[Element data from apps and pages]
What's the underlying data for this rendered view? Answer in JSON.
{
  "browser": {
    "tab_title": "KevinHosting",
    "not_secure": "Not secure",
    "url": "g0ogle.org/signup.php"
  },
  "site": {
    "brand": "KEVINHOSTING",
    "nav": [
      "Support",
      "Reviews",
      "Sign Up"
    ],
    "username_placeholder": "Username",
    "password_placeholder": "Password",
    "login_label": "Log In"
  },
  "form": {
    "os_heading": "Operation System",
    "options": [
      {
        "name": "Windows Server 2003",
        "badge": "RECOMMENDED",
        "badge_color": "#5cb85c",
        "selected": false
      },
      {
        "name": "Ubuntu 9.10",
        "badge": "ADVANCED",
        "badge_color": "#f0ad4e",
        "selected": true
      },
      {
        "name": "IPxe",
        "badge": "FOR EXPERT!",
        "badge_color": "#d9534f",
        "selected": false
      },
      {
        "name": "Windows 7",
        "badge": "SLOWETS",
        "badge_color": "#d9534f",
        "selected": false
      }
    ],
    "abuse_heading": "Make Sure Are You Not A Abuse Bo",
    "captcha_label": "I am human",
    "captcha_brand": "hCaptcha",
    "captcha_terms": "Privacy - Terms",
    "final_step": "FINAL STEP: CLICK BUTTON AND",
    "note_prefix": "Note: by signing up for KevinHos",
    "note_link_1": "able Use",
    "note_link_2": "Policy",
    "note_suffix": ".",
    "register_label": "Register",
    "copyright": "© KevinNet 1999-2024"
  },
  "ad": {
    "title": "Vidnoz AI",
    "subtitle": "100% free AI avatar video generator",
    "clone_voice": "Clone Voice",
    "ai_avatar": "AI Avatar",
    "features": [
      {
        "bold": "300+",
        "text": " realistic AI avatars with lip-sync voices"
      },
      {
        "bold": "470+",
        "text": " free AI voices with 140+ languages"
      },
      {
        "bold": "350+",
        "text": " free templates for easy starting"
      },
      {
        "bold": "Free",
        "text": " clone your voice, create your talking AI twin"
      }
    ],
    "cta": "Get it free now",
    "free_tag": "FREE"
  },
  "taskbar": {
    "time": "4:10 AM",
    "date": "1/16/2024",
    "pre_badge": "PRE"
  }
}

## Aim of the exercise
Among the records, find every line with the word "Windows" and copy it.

## Task output
        "name": "Windows Server 2003",
        "name": "Windows 7",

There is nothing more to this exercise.